    Maybe there needs to be an integration of secondary schools football into being feeders for the clubs.

    A national academy program etc.
    All planned out then delivered still born.

  15. Damian de Gannes, I see your profile lists your address is London. Do you live there now?
    I lived in Britain for just under three years and I guarantee you that the number one reason most football fans support their clubs has nothing to do with quality of football.
    Test my theory and speak to some Charlton, Fulham or Crystal Palace fans. Or maybe Arsenal fans who remember George Graham or pre-Roman Chelsea fans.
    People support clubs because they feel an affinity with them or they are intrigued with the club’s story. This was much easier in the past when clubs were born from within the community and played there. Now it is more difficult for that and other reasons.
    The challenge is for Pro League clubs to get people to care about what they do on weekends.
    The people all over the world who go to football to see a quality contest are not the ones that clubs rely on. Those are the ones who wear Barca jerseys one year, Inter the next and Bayern Munich on the third.

  16. Yeah you have a point but that madness what they did by taking away our football from our communities is the reason why our football in a mess and yes I understand that most of the fields in our communities are not fit for playing professional football as yet and we all know why the stadiums were built and that was for one reason and that was for the corrupted Jack Warner and the corrupted TTFA to host World Cup youth tournaments to make plenty millions of monies but as I said before unless someone comes up with a real professional marketing strategy as how to get the folks to attend the football in the stadiums eh we will continue to be spining top in mud but they really need to fix up the fields in the communities like what Point FC is doing in Mahaica oval and also Guya in Mayaro and it will be a done deal with respect to the standards being raised like back in the days because footballers loves to play infront of their home crowds especially when our sweet women are in attendance ent. Them really good yes

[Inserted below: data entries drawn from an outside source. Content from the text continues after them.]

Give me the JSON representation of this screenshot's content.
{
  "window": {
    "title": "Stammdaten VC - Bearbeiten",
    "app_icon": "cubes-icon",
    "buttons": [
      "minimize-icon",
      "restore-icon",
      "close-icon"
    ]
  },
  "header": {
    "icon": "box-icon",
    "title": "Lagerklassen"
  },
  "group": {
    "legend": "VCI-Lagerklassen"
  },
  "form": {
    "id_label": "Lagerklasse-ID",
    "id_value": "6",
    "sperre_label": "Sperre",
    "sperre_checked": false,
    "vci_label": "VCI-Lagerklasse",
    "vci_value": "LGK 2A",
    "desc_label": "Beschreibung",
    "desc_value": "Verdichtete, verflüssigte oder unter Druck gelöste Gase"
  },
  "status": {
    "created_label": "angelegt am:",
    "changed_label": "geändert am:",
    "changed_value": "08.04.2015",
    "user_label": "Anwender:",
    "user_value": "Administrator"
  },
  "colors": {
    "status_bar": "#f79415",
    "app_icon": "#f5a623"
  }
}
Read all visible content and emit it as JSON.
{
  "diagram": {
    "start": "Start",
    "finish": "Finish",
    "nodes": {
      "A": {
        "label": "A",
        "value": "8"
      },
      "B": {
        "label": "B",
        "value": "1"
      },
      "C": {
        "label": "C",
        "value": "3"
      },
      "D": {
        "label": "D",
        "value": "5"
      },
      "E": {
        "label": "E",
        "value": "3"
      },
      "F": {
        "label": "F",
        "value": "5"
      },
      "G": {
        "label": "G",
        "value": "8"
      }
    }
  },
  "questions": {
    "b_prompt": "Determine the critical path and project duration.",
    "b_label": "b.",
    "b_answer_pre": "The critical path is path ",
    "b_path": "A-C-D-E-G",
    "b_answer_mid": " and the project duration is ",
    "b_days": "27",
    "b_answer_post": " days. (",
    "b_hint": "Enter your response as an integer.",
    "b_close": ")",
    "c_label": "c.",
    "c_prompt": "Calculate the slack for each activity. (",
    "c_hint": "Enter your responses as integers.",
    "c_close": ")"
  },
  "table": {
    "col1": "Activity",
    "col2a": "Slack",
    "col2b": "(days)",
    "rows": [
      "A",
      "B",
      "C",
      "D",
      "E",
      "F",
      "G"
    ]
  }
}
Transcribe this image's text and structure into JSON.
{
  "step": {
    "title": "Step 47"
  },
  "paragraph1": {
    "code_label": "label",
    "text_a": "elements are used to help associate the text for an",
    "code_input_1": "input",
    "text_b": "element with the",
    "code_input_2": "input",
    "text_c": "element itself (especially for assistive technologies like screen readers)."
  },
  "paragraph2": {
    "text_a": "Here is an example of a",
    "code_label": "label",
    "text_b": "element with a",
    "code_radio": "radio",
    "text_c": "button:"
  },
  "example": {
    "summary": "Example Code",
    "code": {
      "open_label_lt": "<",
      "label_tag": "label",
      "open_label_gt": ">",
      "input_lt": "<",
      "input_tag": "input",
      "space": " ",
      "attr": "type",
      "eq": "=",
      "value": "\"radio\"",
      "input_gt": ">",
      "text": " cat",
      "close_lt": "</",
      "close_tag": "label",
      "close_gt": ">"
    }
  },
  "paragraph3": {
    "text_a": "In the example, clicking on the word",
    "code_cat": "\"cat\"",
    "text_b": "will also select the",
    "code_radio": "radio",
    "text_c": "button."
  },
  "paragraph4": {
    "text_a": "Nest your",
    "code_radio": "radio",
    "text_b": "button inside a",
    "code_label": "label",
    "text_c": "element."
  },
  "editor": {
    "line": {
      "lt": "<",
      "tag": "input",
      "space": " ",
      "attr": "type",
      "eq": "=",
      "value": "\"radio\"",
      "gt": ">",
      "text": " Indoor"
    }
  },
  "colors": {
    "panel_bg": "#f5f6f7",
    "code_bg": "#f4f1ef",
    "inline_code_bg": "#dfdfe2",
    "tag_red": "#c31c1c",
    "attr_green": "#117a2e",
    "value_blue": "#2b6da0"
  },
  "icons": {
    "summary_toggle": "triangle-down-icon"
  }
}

  17. sort of a chicken and egg thing.
    people won’t go to see the pro games unless there’s a high standard
    we can’t get a high standard because they struggle to run the programs

  18. Damian de Gannes Well the professional league started about 12 yrs ago I think and yes some sponsors have been on board hence the reason why the teams are still existing today and the Ministry of Sport also give the clubs some sort of funds to also run their programs but when Mr. 2 Pull was the Minister of Sports he refused to give any monies to Central FC. and Point FC because of some kind of political reason, well I hope now that Brent Sancho is the Minister of Sport he won’t be doing that same madness and is giving all the teams their well deserved monies to run their programs and I am positively certain that Mr. Live Wire will explain the operations of the pro league and teams in a more professional manner, waiting patiently for his input.

  19. And why the salary must come through the club eh when the corrupted TTFA is getting monies from CONCACAF through the mafia FIFA eh, and even from other sponsors because all they do is always looking for handouts while they go to the bank smiling eh a matter of fact they would like nothing better if the club pays the Coach his salary. steeuupsss Them really good yes

  20. you know all this talk about no salaries etc. in T&T football where does the money come from? certainly not gate receipts.
    So it would have to be almost exclusively from sponsorship.
    With nonexistent tv coverage maybe some highlights on the news are there image rights to these?
    just curious always wondered how local football clubs earned income.